John brought with him two children of his second marriage, Jessie, eleven, and John, Jr., eight, who is called Jed by his family. John had been granted custody of the children as part of a divorce settlement reached with their mother three years earlier.
Audrey brought with her a love for John and an eagerness to become a parent. "I was approaching forty," she said, "and I had never been married. I think I'd always wanted to be a mother. To be honest, part of the appeal of marriage to John was that children were included in the offer."
So it was that Audrey Kendall became an Instant parent," a term used here to describe a woman or man who takes on a parenting role (full or part time) for the first time by marrying a spouse who has children.
Said Audrey, "I was totally unprepared for what followed."
Although she had intellectually, even eagerly, accepted the entrance of children into her well-ordered life, the romantic side of Audrey had been harboring "a honeymoon fantasy, of John and I just being a couple." Reality presented a different picture. "One moment I was single," Audrey said, "and the next moment I'd become. a family!"
It was not a gentle transition.
"There were so many practical concerns that had to be handled right away schools,visits to the orthodontist, pediatrician, music teacher, to name just a few," she continued, "romance became the least of my considerations. At least, that's what I kept telling myself. And the, children really were so nice and so quickly accepting of me, I began to hate myself as I found I was growing to resent them . . . and, by extension, their father."
Audrey tried to suppress her feelings. After all, hadn't John been honest with her from the beginning? Hadn't he been clear in telling her that theirs would be a love-me-love-my-children marriage? And hadn't she been the one who'd pressed more strongly for institutionalizing the relationship?
What was wrong with her now?
Audrey was going through a typical critical period of instant parenthood, one that may be as predictable as childhood's terrible twos. It is a crisis that comes about when premarital fantasy is replaced by postmarital fact.
Dr. Richard A. Gardner, associate clinical professor of Child Psychiatry at Columbia University's College of Physicians and Surgeons, addressed this phenomenon in his practical guide, The Parents' Book About Divorce. Dr. Gardner wrote,
A woman with no children of her own, when involved with a man with children whom she wishes to marry, may entertain unrealistic fantasies about how wonderful life will be with him and his children .... After marriage, and the lessening of romantic euphoria ... the bride may become oppressed with the new burden she has taken on. Other women ease into the role of motherhood and gradually become accustomed to its frustrations. Having it thrust upon her cannot but produce feelings of being trapped and overwhelmed.
The Rescue Fantasy

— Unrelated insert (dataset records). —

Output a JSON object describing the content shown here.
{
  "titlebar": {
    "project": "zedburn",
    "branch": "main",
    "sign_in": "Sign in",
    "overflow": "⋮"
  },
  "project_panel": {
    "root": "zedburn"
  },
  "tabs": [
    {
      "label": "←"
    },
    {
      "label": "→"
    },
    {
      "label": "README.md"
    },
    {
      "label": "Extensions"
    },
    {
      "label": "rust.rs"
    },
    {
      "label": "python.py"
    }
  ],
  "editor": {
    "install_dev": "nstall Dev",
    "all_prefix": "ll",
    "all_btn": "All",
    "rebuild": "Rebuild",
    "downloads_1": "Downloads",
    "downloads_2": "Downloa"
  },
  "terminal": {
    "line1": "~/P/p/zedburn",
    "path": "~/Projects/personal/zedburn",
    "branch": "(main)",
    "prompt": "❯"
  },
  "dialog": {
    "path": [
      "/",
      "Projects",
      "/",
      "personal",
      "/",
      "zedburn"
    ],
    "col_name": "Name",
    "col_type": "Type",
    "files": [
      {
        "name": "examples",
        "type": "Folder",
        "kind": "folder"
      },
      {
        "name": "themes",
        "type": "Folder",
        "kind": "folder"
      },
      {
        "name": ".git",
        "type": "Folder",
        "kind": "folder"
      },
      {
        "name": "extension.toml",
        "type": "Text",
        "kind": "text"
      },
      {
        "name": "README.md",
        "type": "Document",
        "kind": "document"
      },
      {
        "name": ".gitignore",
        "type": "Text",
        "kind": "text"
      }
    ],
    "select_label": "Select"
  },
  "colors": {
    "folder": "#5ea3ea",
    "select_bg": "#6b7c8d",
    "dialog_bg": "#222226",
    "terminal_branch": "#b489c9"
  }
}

At the same time, the natural parent must confront a reality that is equally unsettling. Psychologist James Meltzer, who directs an ongoing study of stepparenting roles at New York's William Alanson White Institute of Psychiatry, Psychology and Psychoanalysis, sees the natural parent as one who harbors a rescue fantasy: the new parent will join our family and all our problems Will be solved. . . . Johnny will do better in school; Mary will stay at home and stop fooling around . . . and so on.
I "It's an enormous burden for the stepparent," says Dr. Meltzer, "an expectation nobody can live up to." But it takes time and travail before that realization sinks in.
The rescue fantasy is not limited to the caretaking parent. It is often indulged in by the stepparent who comes upon a family in chaos and decides to become the-hero who will set matters right. Typically, this role is volunteered for by a man who has had no previous experience as a parent. Sociologist Gerda L. Schulman has described him as "someone who in his early years was an 'anti-family' man . . . but later settled down and wanted to make up for the loss of time, unconsciously hoping for respectability and stability."
This instant father can be very authoritarian. Perhaps because we have been raised to view the male as an authority figure, his assertiveness is regarded more favorably by the wife and, ultimately, the children he has joined than is similar strong control when exercised by a woman who takes on the challenge of instant parenthood. Many men find great satisfaction in acting out the rescue fantasy.
Buddy was a drifter, an ex-marine and sometime house painter who rented a room in a boardinghouse outside of San Francisco while he made up his mind about whether to re-enlist. On the floor directly above his room (as he discovered when he went up to complain about the noise) lived Jan and her two young children. The family was demoralized by years of having lived onagain off-again with a drug-dependent father.
Buddy befriended the family. He helped Jan with her budget, baby-sat for the children while Jan attended night school, and found he liked the responsibility, liked having the children look up to him. Buddy took a job as a stock clerk in a local supermarket for the time being" and recently was named assistant manager. He also married Jan...Making It as a Stepparent copyright © by Claire Berman. Reprinted by permission of HarperCollins Publishers, Inc. All Rights reserved. Available now wherever books are sold.